Figure: Bio Barcode assay. a) Probe Design and Preparation b) a magnetic probe captures a target using either monoclonal antibody or complementary oligonucleotide. Target-specific gold nanoparticles sandwich the target and account for target identification and amplification. The barcode oligonucleotides are released and detected using the scanometric method. (Source: Nam, Science 2003)

In vivo Imaging:

Magnetic Resonance Imaging (MRI): MRI has evolved as an important in vivo diagnostic tool in clinical radiology. To image the molecular constituents of the pathological processes directly by MRI, sensitive and site-targeted contrast agents are required. To date, Nanoparticles are the most successful MRI contrast agents available to image the small molecular constituents. Nanoparticles like Paramagnetic metals, Superparamagnetic substances, Fullerenes and Dendrimers are used as contrast agents in MRI (Lanza at al., 2004). Now-a-days the iron oxide nanoparticles are commercially available in the market. For example, Advanced Magnetics, Inc. is manufacturing Lumirem® (loops of bowels) and Endorem™ (Liver lesions). Supravist™ (Scheiring AG) and Sinerem® (Roissy, France) are two ultra small superparamagnetic iron oxide (USIPO) particles that are under development. Luna Innovations Inc. (USA) is developing fullerene based nanoparticles (Trimetaspheres™) which are expected to provide enhanced images 25 times better than the commercially available ones.

Nuclear Imaging: In nuclear imaging, the patient's body is administered with a radionuclide agent whose uptake by organs depends upon their metabolism. These agents allow the imaging of the physiological processes. In nanotechnology-based nuclear imaging, Nanoparticles are attached to the radionuclides to provide contrast that allows SPECT imaging. For example, Kereos, USA is developing tumour specific contrast agent Technetium-99 which consists of perflurocarbon nanoparticles (Rollo, 2003). Other companies such as DOW chemical and Philips medical are also developing nanoparticle-based contrast agents that will provide quantitative measurements of the disease processes.

Ultrasound Imaging: It is used for delivering the morphological information about organs and tissues.

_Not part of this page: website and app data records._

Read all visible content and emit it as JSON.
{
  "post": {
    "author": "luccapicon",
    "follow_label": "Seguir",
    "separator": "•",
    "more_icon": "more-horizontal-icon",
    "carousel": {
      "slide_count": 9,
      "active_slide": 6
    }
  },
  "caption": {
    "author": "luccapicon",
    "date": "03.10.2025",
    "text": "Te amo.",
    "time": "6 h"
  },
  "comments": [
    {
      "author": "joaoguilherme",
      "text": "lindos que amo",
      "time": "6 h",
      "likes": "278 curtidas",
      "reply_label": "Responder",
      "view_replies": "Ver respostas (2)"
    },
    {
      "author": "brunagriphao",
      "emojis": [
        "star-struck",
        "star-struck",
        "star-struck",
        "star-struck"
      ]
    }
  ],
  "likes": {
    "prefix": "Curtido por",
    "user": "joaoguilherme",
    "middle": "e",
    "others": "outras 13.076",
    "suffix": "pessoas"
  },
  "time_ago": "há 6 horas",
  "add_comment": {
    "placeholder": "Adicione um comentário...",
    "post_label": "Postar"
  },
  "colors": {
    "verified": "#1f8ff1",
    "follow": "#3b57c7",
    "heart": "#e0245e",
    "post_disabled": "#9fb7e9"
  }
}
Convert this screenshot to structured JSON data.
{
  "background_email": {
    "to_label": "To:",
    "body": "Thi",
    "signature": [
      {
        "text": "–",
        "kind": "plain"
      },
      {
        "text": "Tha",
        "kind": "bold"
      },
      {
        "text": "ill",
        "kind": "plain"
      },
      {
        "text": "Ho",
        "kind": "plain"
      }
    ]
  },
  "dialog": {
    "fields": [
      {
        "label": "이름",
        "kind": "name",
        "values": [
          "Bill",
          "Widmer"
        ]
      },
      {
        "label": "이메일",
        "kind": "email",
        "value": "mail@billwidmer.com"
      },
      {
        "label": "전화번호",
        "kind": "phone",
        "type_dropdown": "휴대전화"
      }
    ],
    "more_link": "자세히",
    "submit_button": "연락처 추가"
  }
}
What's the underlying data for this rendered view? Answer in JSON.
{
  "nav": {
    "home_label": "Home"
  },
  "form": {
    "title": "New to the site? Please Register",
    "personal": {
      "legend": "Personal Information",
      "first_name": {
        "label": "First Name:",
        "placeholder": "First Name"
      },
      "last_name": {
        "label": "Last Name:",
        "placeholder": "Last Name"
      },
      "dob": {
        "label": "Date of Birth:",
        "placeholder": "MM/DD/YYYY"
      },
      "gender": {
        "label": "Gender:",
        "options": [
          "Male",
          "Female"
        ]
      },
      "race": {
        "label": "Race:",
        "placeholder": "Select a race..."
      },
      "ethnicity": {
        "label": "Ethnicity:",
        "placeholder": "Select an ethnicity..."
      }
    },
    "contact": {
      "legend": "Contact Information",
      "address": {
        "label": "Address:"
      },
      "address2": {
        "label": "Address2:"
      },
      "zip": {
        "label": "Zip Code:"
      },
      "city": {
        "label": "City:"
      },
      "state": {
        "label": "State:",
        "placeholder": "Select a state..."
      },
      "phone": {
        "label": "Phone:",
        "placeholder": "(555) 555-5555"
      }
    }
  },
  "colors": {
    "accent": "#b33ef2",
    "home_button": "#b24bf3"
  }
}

Currently available ultrasound imaging agents consist of gas filled microbubbles (1-2µm) which are considered on the upper boundary of nanodimensions (Unger et al., 2004). For example, Definity® (ImaRex Therapeutics Inc., USA), Optison™ (Amersham Biosciences, UK) and SonoVue® (Astra Tech AB, Sweden) are commercially available gas filled microbubbles for diagnostic imaging. At present only limited research work on nanosized ultrasound contrast agents is taking place and none of them have reached clinical trials yet.

Optical Imaging: Quantum Dots (QDs) are the most prolific nanotech-based optical contrast agents. QDs are first used for in vivo studies in 2002 to trace the cell lineages in frog embryos (Dubertret et al., 2002). Ever since they are being used to image cancer markers (Wu, 2003), Tumours in living animals (Gao, 2004) and in Cell Signal Transductions (Lidke, 2004). These experiments allowed researchers to believe that there is a realistic chance for QD technology in medical in vivo imaging. However, the high toxicity of the semiconductor materials used in QD manufacturing is the main roadblock for reaching the goals.